As a kid, I was perplexed by my father’s hobby. Where on earth was he going? My brothers and sister and I ran all the time; running bases, hide and seek, tag-you’re-It. In the 1960s, the only dads I saw running were clutching leather briefcases and sprinting to catch their commuter trains. For my dad, running was more than exercise; it was a hobby that played out against a backdrop of changing seasons, requiring no one other than yourself.
My dad was, and still is, keen on the great outdoors, particularly the area we refer to as the “Green on the map,” Adirondack State Park. As a youngster, he rode the overnight train from Grand Central Station to Old Forge, New York, spending his summers at sleep-away camp. As a family, we returned to neighboring Osgood Pond (think On Golden Pond) for many years. We accumulated countless hours of board game victories and defeats, sacrificed a number of fishing poles to the lake, and left behind miles of running shoe footprints in the soft, fragrant pine needled trails. Donnelly’s homemade custard (ice cream) provided critical vacation nourishment.
Although we currently call him the man without a hobby, my father considers crossword puzzles, jigsaw puzzles and voracious novel consumption hobby enough. He is a man who passed on to me not only the running gene, but also the perfectly acceptable notions of pie for breakfast, the occasional ice cream for lunch, and most importantly, everything in moderation. (The third continues to be a work in progress.)
As far as getting my father something Cool for Sunday’s holiday, it will undoubtedly be something Classic and something in a pie plate.
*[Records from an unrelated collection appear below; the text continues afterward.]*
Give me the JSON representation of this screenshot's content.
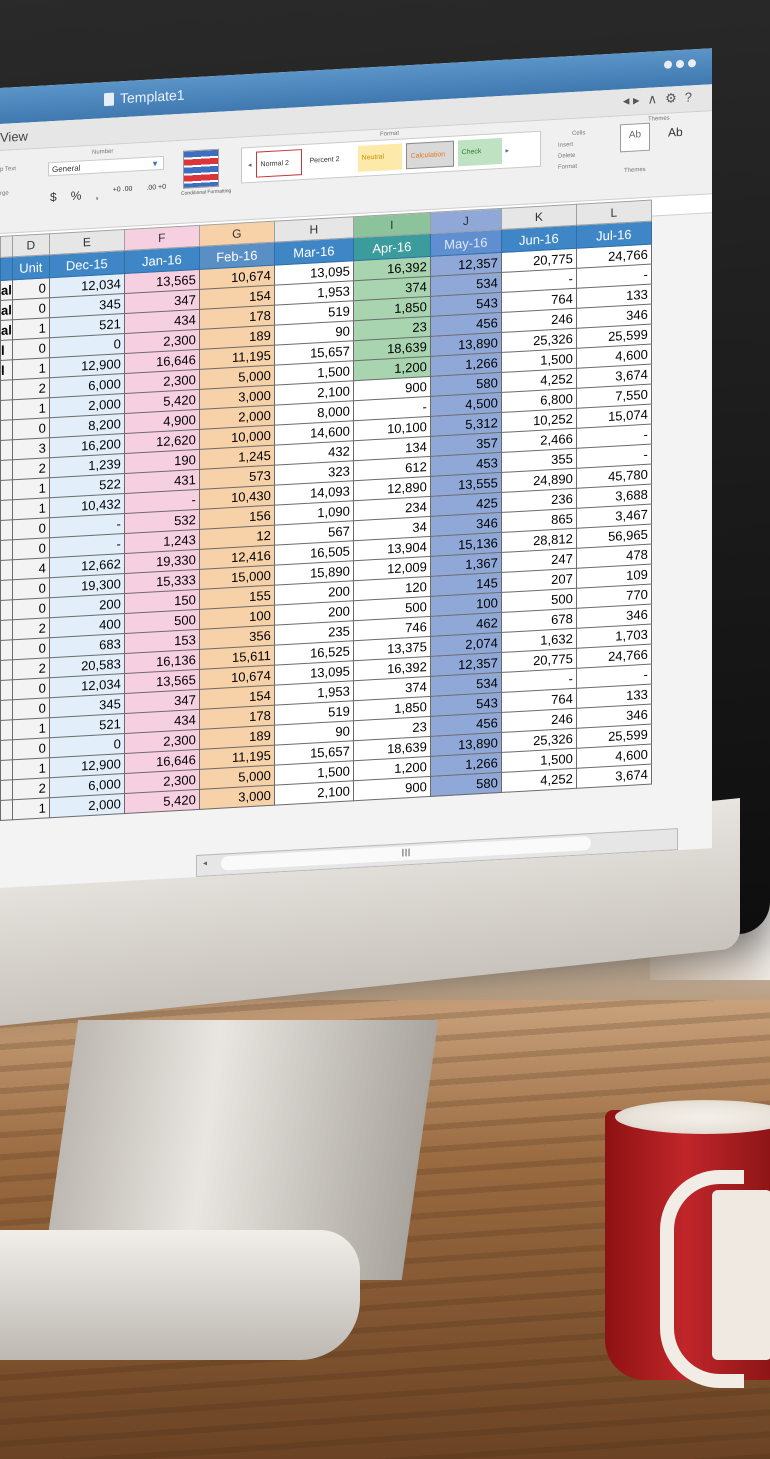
{
  "window": {
    "title": "Template1"
  },
  "menu": {
    "view_label": "View"
  },
  "ribbon": {
    "number_group_label": "Number",
    "format_group_label": "Format",
    "cells_group_label": "Cells",
    "themes_group_label": "Themes",
    "wrap_text_label": "p Text",
    "merge_label": "rge",
    "number_format_value": "General",
    "currency_label": "$",
    "percent_label": "%",
    "comma_label": ",",
    "conditional_formatting_label": "Conditional Formatting",
    "cell_styles": [
      "Normal 2",
      "Percent 2",
      "Neutral",
      "Calculation",
      "Check"
    ],
    "insert_label": "Insert",
    "delete_label": "Delete",
    "format_label": "Format",
    "themes_label": "Themes",
    "themes_icon_text": "Ab",
    "themes_font_text": "Ab"
  },
  "sheet": {
    "column_letters": [
      "D",
      "E",
      "F",
      "G",
      "H",
      "I",
      "J",
      "K",
      "L"
    ],
    "header_row": [
      "Unit",
      "Dec-15",
      "Jan-16",
      "Feb-16",
      "Mar-16",
      "Apr-16",
      "May-16",
      "Jun-16",
      "Jul-16"
    ],
    "rows": [
      [
        "0",
        "12,034",
        "13,565",
        "10,674",
        "13,095",
        "16,392",
        "12,357",
        "20,775",
        "24,766"
      ],
      [
        "0",
        "345",
        "347",
        "154",
        "1,953",
        "374",
        "534",
        "-",
        "-"
      ],
      [
        "1",
        "521",
        "434",
        "178",
        "519",
        "1,850",
        "543",
        "764",
        "133"
      ],
      [
        "0",
        "0",
        "2,300",
        "189",
        "90",
        "23",
        "456",
        "246",
        "346"
      ],
      [
        "1",
        "12,900",
        "16,646",
        "11,195",
        "15,657",
        "18,639",
        "13,890",
        "25,326",
        "25,599"
      ],
      [
        "2",
        "6,000",
        "2,300",
        "5,000",
        "1,500",
        "1,200",
        "1,266",
        "1,500",
        "4,600"
      ],
      [
        "1",
        "2,000",
        "5,420",
        "3,000",
        "2,100",
        "900",
        "580",
        "4,252",
        "3,674"
      ],
      [
        "0",
        "8,200",
        "4,900",
        "2,000",
        "8,000",
        "-",
        "4,500",
        "6,800",
        "7,550"
      ],
      [
        "3",
        "16,200",
        "12,620",
        "10,000",
        "14,600",
        "10,100",
        "5,312",
        "10,252",
        "15,074"
      ],
      [
        "2",
        "1,239",
        "190",
        "1,245",
        "432",
        "134",
        "357",
        "2,466",
        "-"
      ],
      [
        "1",
        "522",
        "431",
        "573",
        "323",
        "612",
        "453",
        "355",
        "-"
      ],
      [
        "1",
        "10,432",
        "-",
        "10,430",
        "14,093",
        "12,890",
        "13,555",
        "24,890",
        "45,780"
      ],
      [
        "0",
        "-",
        "532",
        "156",
        "1,090",
        "234",
        "425",
        "236",
        "3,688"
      ],
      [
        "0",
        "-",
        "1,243",
        "12",
        "567",
        "34",
        "346",
        "865",
        "3,467"
      ],
      [
        "4",
        "12,662",
        "19,330",
        "12,416",
        "16,505",
        "13,904",
        "15,136",
        "28,812",
        "56,965"
      ],
      [
        "0",
        "19,300",
        "15,333",
        "15,000",
        "15,890",
        "12,009",
        "1,367",
        "247",
        "478"
      ],
      [
        "0",
        "200",
        "150",
        "155",
        "200",
        "120",
        "145",
        "207",
        "109"
      ],
      [
        "2",
        "400",
        "500",
        "100",
        "200",
        "500",
        "100",
        "500",
        "770"
      ],
      [
        "0",
        "683",
        "153",
        "356",
        "235",
        "746",
        "462",
        "678",
        "346"
      ],
      [
        "2",
        "20,583",
        "16,136",
        "15,611",
        "16,525",
        "13,375",
        "2,074",
        "1,632",
        "1,703"
      ],
      [
        "0",
        "12,034",
        "13,565",
        "10,674",
        "13,095",
        "16,392",
        "12,357",
        "20,775",
        "24,766"
      ],
      [
        "0",
        "345",
        "347",
        "154",
        "1,953",
        "374",
        "534",
        "-",
        "-"
      ],
      [
        "1",
        "521",
        "434",
        "178",
        "519",
        "1,850",
        "543",
        "764",
        "133"
      ],
      [
        "0",
        "0",
        "2,300",
        "189",
        "90",
        "23",
        "456",
        "246",
        "346"
      ],
      [
        "1",
        "12,900",
        "16,646",
        "11,195",
        "15,657",
        "18,639",
        "13,890",
        "25,326",
        "25,599"
      ],
      [
        "2",
        "6,000",
        "2,300",
        "5,000",
        "1,500",
        "1,200",
        "1,266",
        "1,500",
        "4,600"
      ],
      [
        "1",
        "2,000",
        "5,420",
        "3,000",
        "2,100",
        "900",
        "580",
        "4,252",
        "3,674"
      ]
    ],
    "stub_labels": [
      "al",
      "al",
      "al",
      "l",
      "l",
      "",
      "",
      "",
      "",
      "",
      "",
      "",
      "",
      "",
      "",
      "",
      "",
      "",
      "",
      "",
      "",
      "",
      "",
      "",
      "",
      "",
      ""
    ],
    "scroll_thumb_text": "III"
  },
  "colors": {
    "header_blue": "#3f86c6",
    "col_e_fill": "#e2effb",
    "col_f_fill": "#f6cfe1",
    "col_g_fill": "#f7d2a8",
    "col_i_fill": "#a8d5b0",
    "col_j_fill": "#8fa8d8",
    "titlebar": "#4a86bd"
  }
}
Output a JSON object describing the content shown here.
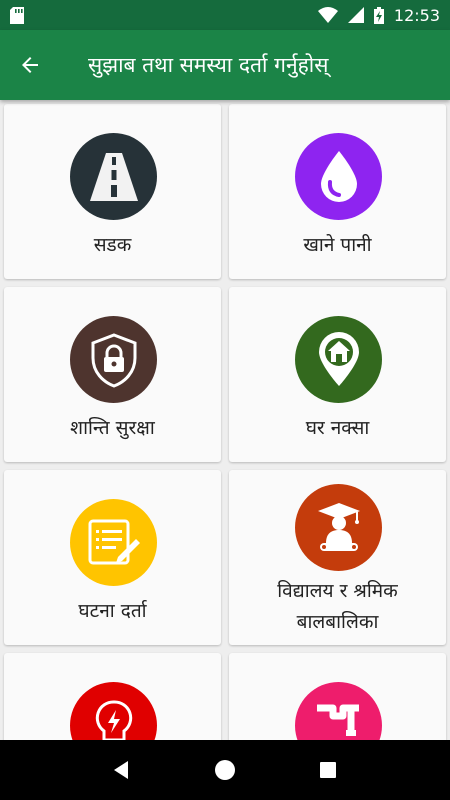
{
  "status_bar": {
    "time": "12:53",
    "icons": [
      "sd-card-icon",
      "wifi-icon",
      "cellular-signal-icon",
      "battery-charging-icon"
    ]
  },
  "app_bar": {
    "title": "सुझाब तथा समस्या दर्ता गर्नुहोस्",
    "back_icon": "arrow-back-icon",
    "color": "#1b8447"
  },
  "categories": [
    {
      "label": "सडक",
      "icon": "road-icon",
      "color": "#263238"
    },
    {
      "label": "खाने पानी",
      "icon": "water-drop-icon",
      "color": "#8e24f0"
    },
    {
      "label": "शान्ति सुरक्षा",
      "icon": "shield-lock-icon",
      "color": "#4e342e"
    },
    {
      "label": "घर नक्सा",
      "icon": "home-location-icon",
      "color": "#33691e"
    },
    {
      "label": "घटना दर्ता",
      "icon": "form-edit-icon",
      "color": "#ffc400"
    },
    {
      "label_line1": "विद्यालय र श्रमिक",
      "label_line2": "बालबालिका",
      "icon": "graduate-icon",
      "color": "#c43c0c"
    },
    {
      "label": "",
      "icon": "lightbulb-bolt-icon",
      "color": "#e00000"
    },
    {
      "label": "",
      "icon": "pipe-icon",
      "color": "#ee1d6c"
    }
  ],
  "nav_bar": {
    "buttons": [
      "back-triangle-icon",
      "home-circle-icon",
      "recents-square-icon"
    ]
  }
}
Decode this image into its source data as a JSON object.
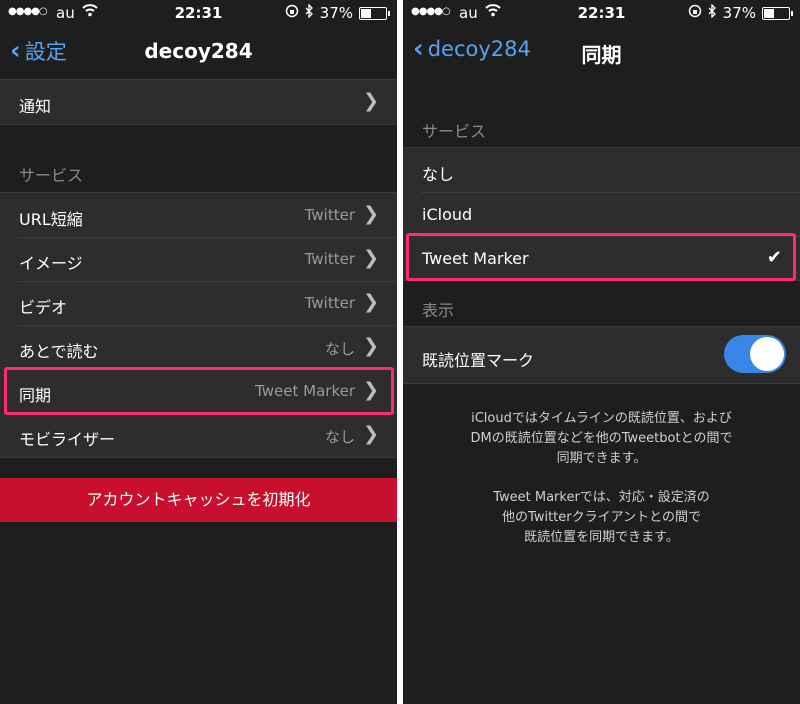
{
  "status": {
    "signal": "●●●●○",
    "carrier": "au",
    "time": "22:31",
    "battery": "37%",
    "battery_level": 0.37
  },
  "left": {
    "nav": {
      "back": "設定",
      "title": "decoy284"
    },
    "notifications": {
      "label": "通知"
    },
    "services_header": "サービス",
    "services": [
      {
        "label": "URL短縮",
        "value": "Twitter"
      },
      {
        "label": "イメージ",
        "value": "Twitter"
      },
      {
        "label": "ビデオ",
        "value": "Twitter"
      },
      {
        "label": "あとで読む",
        "value": "なし"
      },
      {
        "label": "同期",
        "value": "Tweet Marker"
      },
      {
        "label": "モビライザー",
        "value": "なし"
      }
    ],
    "reset_button": "アカウントキャッシュを初期化"
  },
  "right": {
    "nav": {
      "back": "decoy284",
      "title": "同期"
    },
    "services_header": "サービス",
    "options": [
      {
        "label": "なし"
      },
      {
        "label": "iCloud"
      },
      {
        "label": "Tweet Marker",
        "selected": true
      }
    ],
    "display_header": "表示",
    "toggle": {
      "label": "既読位置マーク",
      "on": true
    },
    "footer1": [
      "iCloudではタイムラインの既読位置、および",
      "DMの既読位置などを他のTweetbotとの間で",
      "同期できます。"
    ],
    "footer2": [
      "Tweet Markerでは、対応・設定済の",
      "他のTwitterクライアントとの間で",
      "既読位置を同期できます。"
    ]
  },
  "colors": {
    "accent_blue": "#58a3f0",
    "highlight_pink": "#ff2d6f",
    "danger_red": "#c8102e",
    "toggle_on": "#3a86e8"
  }
}
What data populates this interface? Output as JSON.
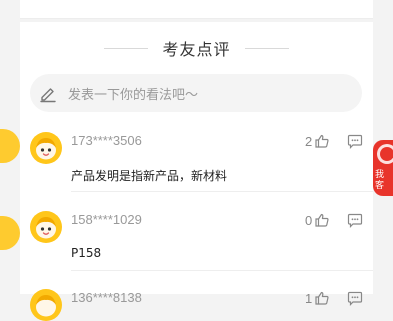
{
  "section": {
    "title": "考友点评"
  },
  "input": {
    "placeholder": "发表一下你的看法吧～"
  },
  "comments": [
    {
      "user": "173****3506",
      "likes": "2",
      "text": "产品发明是指新产品，新材料"
    },
    {
      "user": "158****1029",
      "likes": "0",
      "text": "P158"
    },
    {
      "user": "136****8138",
      "likes": "1",
      "text": ""
    }
  ],
  "promo": {
    "text_line1": "我",
    "text_line2": "客"
  },
  "colors": {
    "avatar": "#ffc61a",
    "promo": "#e8342b",
    "background": "#f3f3f3",
    "card": "#ffffff"
  },
  "icons": [
    "pencil-icon",
    "thumbs-up-icon",
    "comment-bubble-icon",
    "avatar-face-icon"
  ]
}
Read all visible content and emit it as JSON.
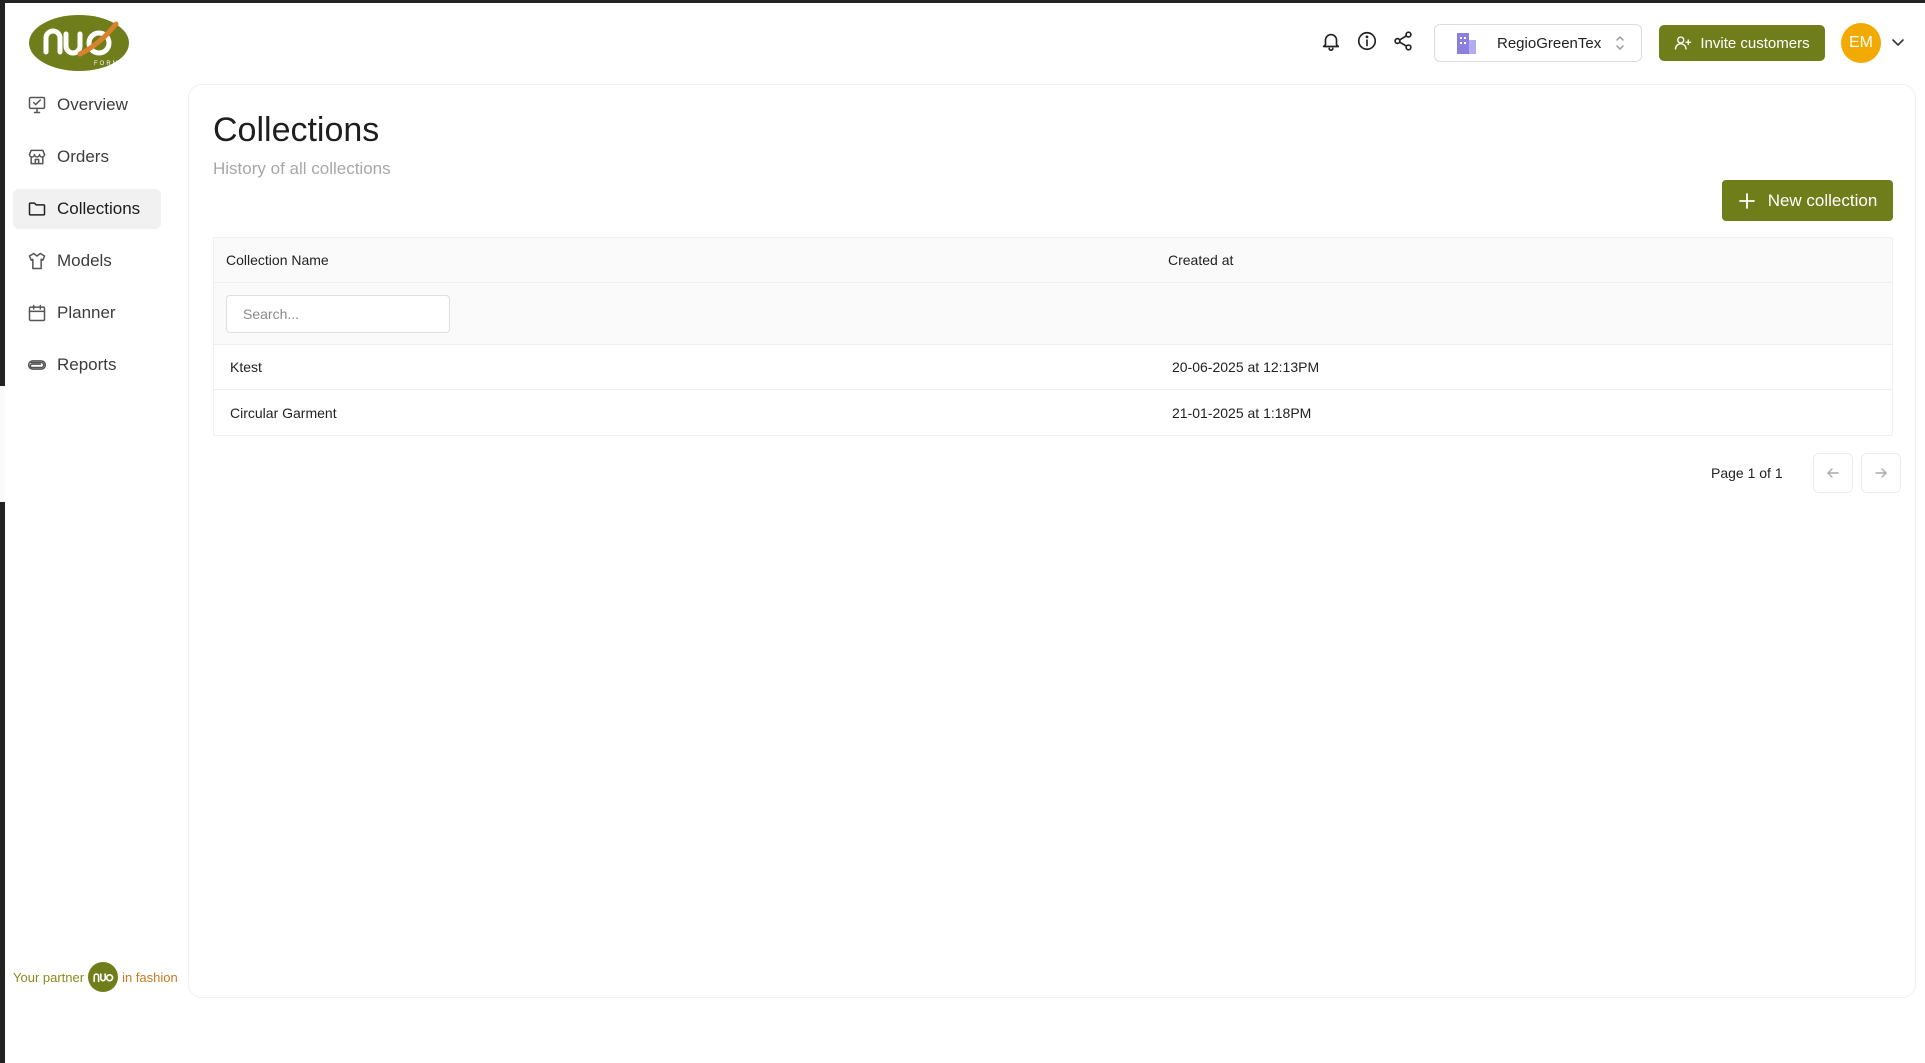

His favorite pie is generally dictated by the season, although I’ve never known him to turn down an apple pie. Either teamed with a slice of sharp cheddar or capped with vanilla (never chocolate) ice cream, it’s a far better choice than a necktie.
Returning to the sweltering confines of the bakery, my personal physician/Vet-to-be wants to know what kind of pies I’ll be making for the weekend. I can’t say with certainty what I’ll be baking for Father’s Day. With confidence however, I can tell you what I will not;